After a flurry of mid-day salmonfly activity, we grabbed a streamside bite washed down with local craft brews and settled in for the much-anticipated evening rise. We’d enjoyed relative solitude most of the day but as the sun began descending we couldn’t help but notice the rising dust cloud from trucks making their way toward our little piece of paradise.
As with most popular fisheries these days, this has become an accepted fact of fishing life. And knowing that other anglers would soon be making their way down the steep hillside, our party of three anglers moved into position well before last light to secure some water. Moments later I looked over my left shoulder while making a cast and was surprised to find two anglers standing directly above me on the bank, both casting away in rapid succession.
One of the guys hooked a fish that ran immediately into a nasty logjam directly in front of me. Even in the low light, I could see the fish twirling in the current only a rod’s length away. I told the guy it was hung up, offering a helping hand if needed. Admittedly, so I could keep fishing.
But without saying a word, the dude launched himself off the bank and into my spot, where he straddled the logjam and tugged furiously with his rod bent over double. When that strategy failed he began stabbing the water with his hands—over and over again—in a futile attempt to recover the obviously lost fish. After several minutes of this crazed behavior, he threw his rod on the bank, leaned back on the logjam, and let loose with a litany of obscenities that echoed off the canyon walls.
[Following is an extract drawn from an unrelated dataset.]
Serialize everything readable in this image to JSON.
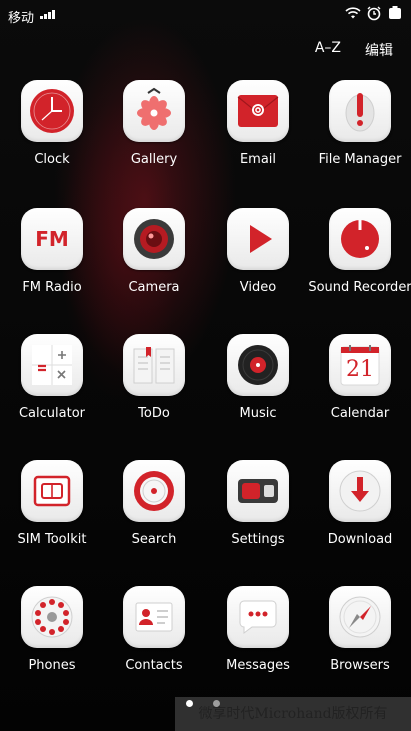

Everyone within ear shot stopped fishing, wondering if someone had just drowned. Despite the fact this guy had screwed up what was left of my prime-time fishing, I even offered the once normal, fellow angler words of condolence for a lost fish. He obviously didn’t care, and simply continued his tirade as he retreated back to “his” spot directly above me.
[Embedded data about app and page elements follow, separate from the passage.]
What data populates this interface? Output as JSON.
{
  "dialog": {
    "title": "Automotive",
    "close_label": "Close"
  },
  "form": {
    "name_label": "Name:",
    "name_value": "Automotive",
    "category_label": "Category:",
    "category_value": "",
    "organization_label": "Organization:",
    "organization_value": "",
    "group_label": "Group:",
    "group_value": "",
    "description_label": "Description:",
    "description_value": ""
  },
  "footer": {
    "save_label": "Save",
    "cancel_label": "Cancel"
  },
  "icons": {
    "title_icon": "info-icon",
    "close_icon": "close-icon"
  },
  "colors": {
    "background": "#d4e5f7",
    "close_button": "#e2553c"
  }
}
We all caught plenty of fish that night, and we were all happy. But back at the truck drinking the last of our warm beers, we also realized we were disturbed by the entire experience. We wondered why this guy had behaved the way he did and, more importantly, what that single, lost fish must have meant to him.
Was it his first? (I doubt it given his casting skills and high-end gear.) Was it his biggest? (Not by Deschutes’ standards.) Or was he just a really angry guy, trying to find some comfort through flyfishing; solace that had just been stolen by the logjam?
Whatever it was, he seemed to have missed the point—the beautiful water, the magnificent rise forms, the gently setting June sun in this sacred place called the Deschutes.
Tom Bie is the founder, editor, and publisher of The Drake. He started the magazine in 1998 as an annual newsprint publication based in Jackson Hole, Wyoming. He then moved it to Steamboat, Colorado (1999), Boulder, Colorado (2001), and San Clemente, California (2004), as he took jobs as managing editor at Paddler, Senior Editor at Skiing, and Editor-in-Chief at Powder, respectively. Tom and The Drake are now both based in Denver, Colorado, where The Drake is finally all grows up(Swingers, 1996) to a quarterly magazine.